**YOUR TASK**: Line filter on the word "Collations": copy each matching line from the entries.
-------- DATA FOR REVIEW --------
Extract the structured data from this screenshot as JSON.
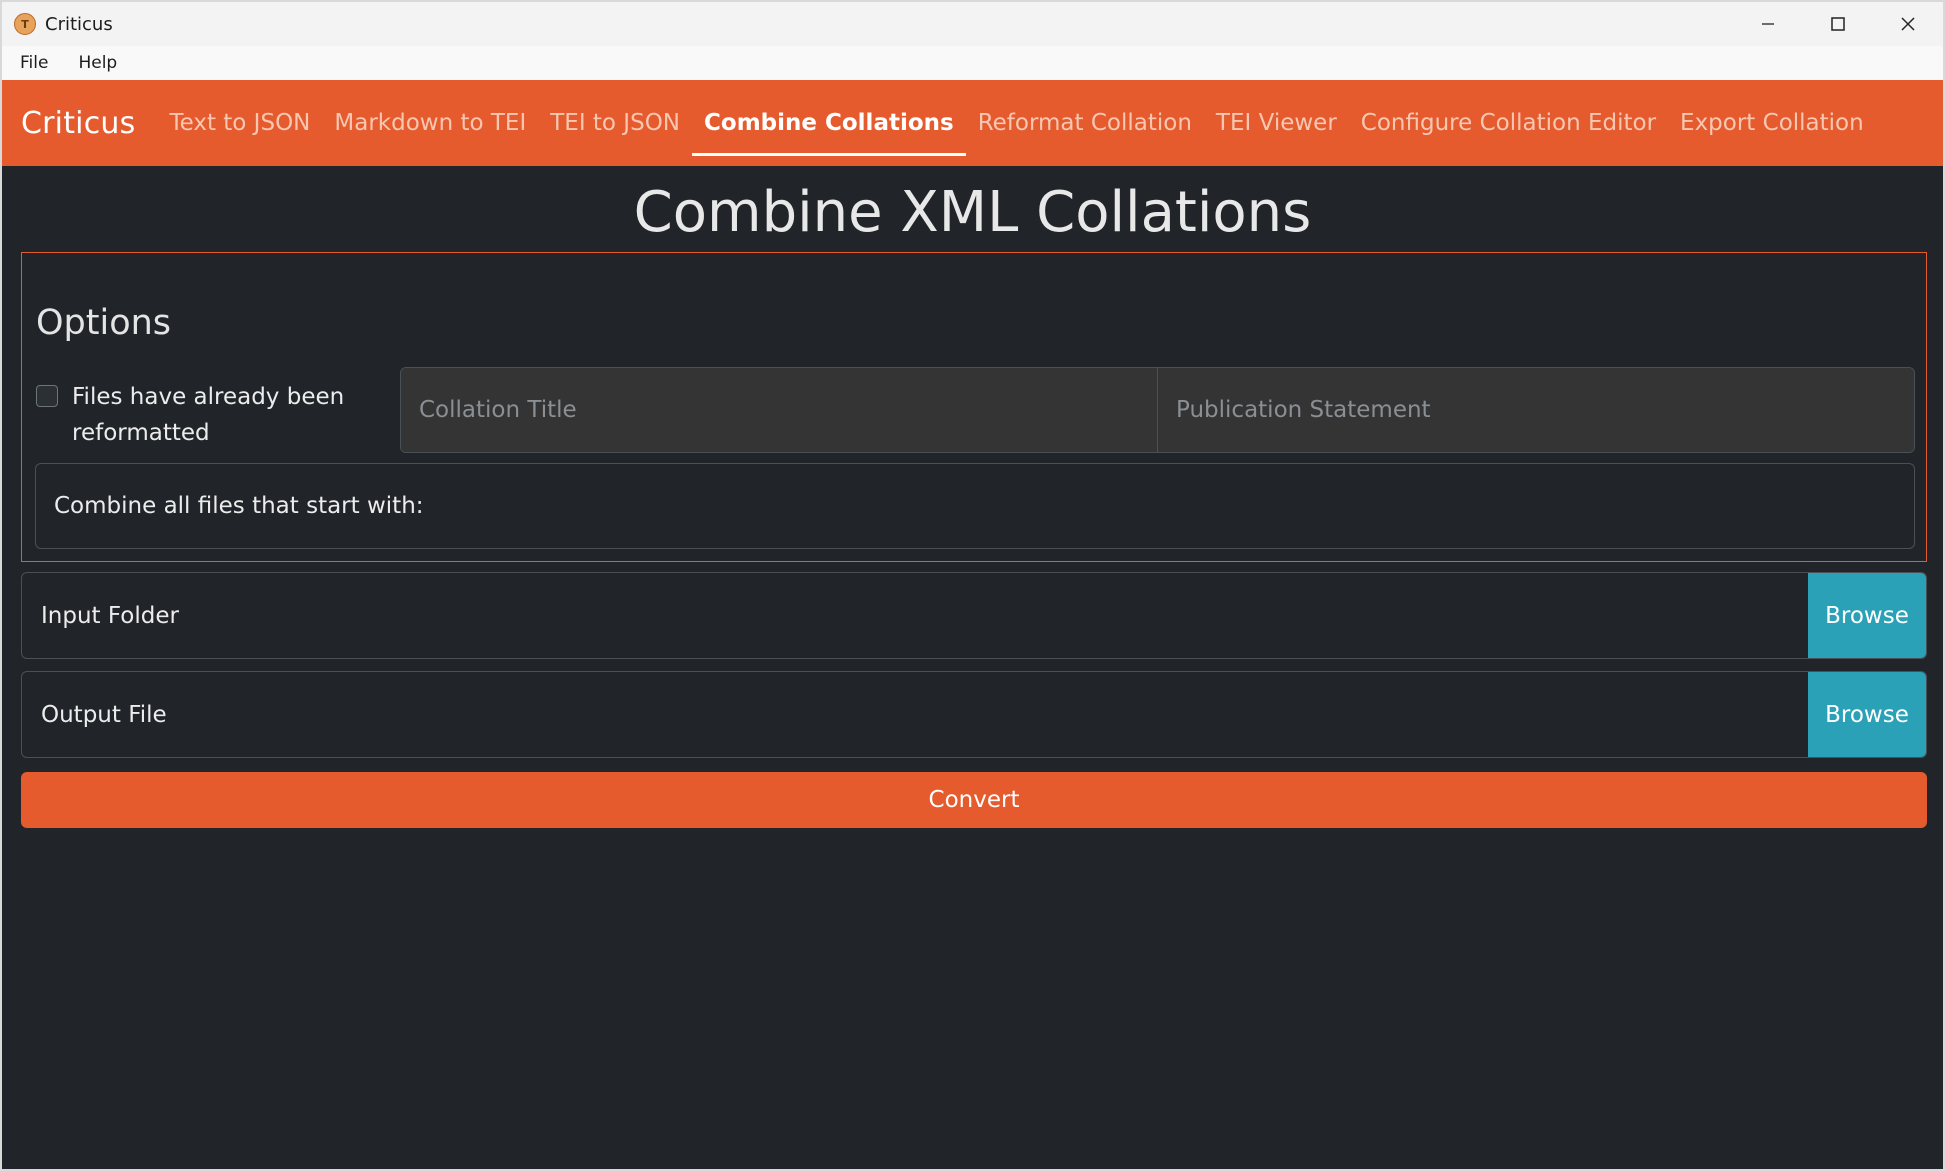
{
  "window": {
    "title": "Criticus",
    "icon": "app-icon"
  },
  "menu": {
    "items": [
      "File",
      "Help"
    ]
  },
  "navbar": {
    "brand": "Criticus",
    "links": [
      {
        "label": "Text to JSON"
      },
      {
        "label": "Markdown to TEI"
      },
      {
        "label": "TEI to JSON"
      },
      {
        "label": "Combine Collations",
        "active": true
      },
      {
        "label": "Reformat Collation"
      },
      {
        "label": "TEI Viewer"
      },
      {
        "label": "Configure Collation Editor"
      },
      {
        "label": "Export Collation"
      }
    ]
  },
  "page": {
    "title": "Combine XML Collations"
  },
  "options": {
    "heading": "Options",
    "reformatted_label": "Files have already been reformatted",
    "reformatted_checked": false,
    "collation_title_placeholder": "Collation Title",
    "publication_statement_placeholder": "Publication Statement",
    "prefix_label": "Combine all files that start with:"
  },
  "input_folder": {
    "label": "Input Folder",
    "browse_label": "Browse"
  },
  "output_file": {
    "label": "Output File",
    "browse_label": "Browse"
  },
  "convert_label": "Convert",
  "colors": {
    "accent": "#e55b2e",
    "browse": "#2ba1b8",
    "background": "#212529"
  }
}
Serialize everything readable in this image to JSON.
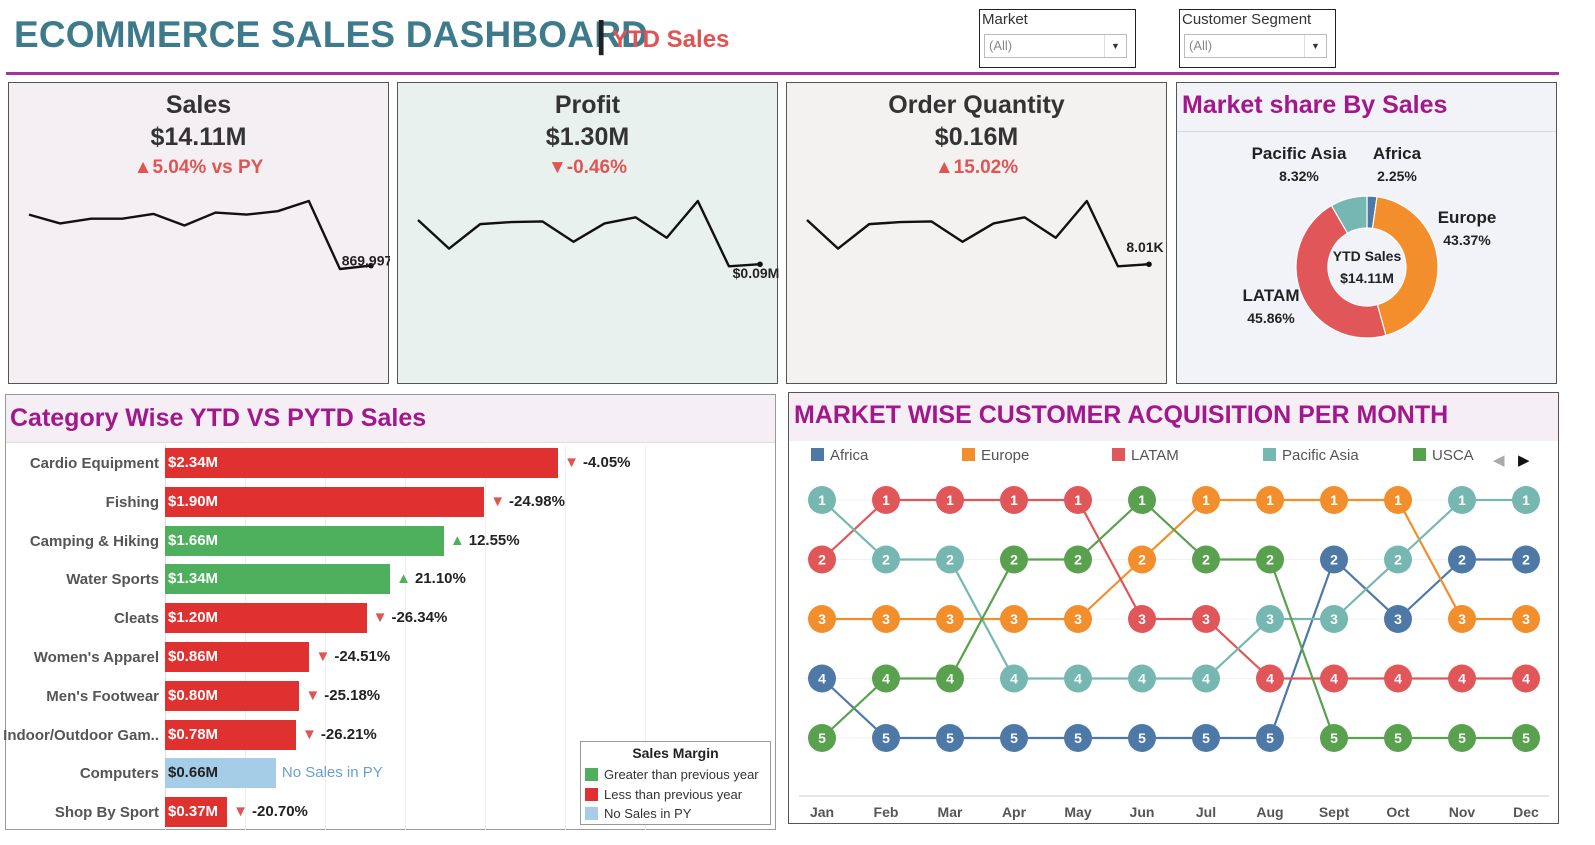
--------
**EXERCISE ANSWER**:
        "label": "Combine Collations",
    "title": "Combine XML Collations"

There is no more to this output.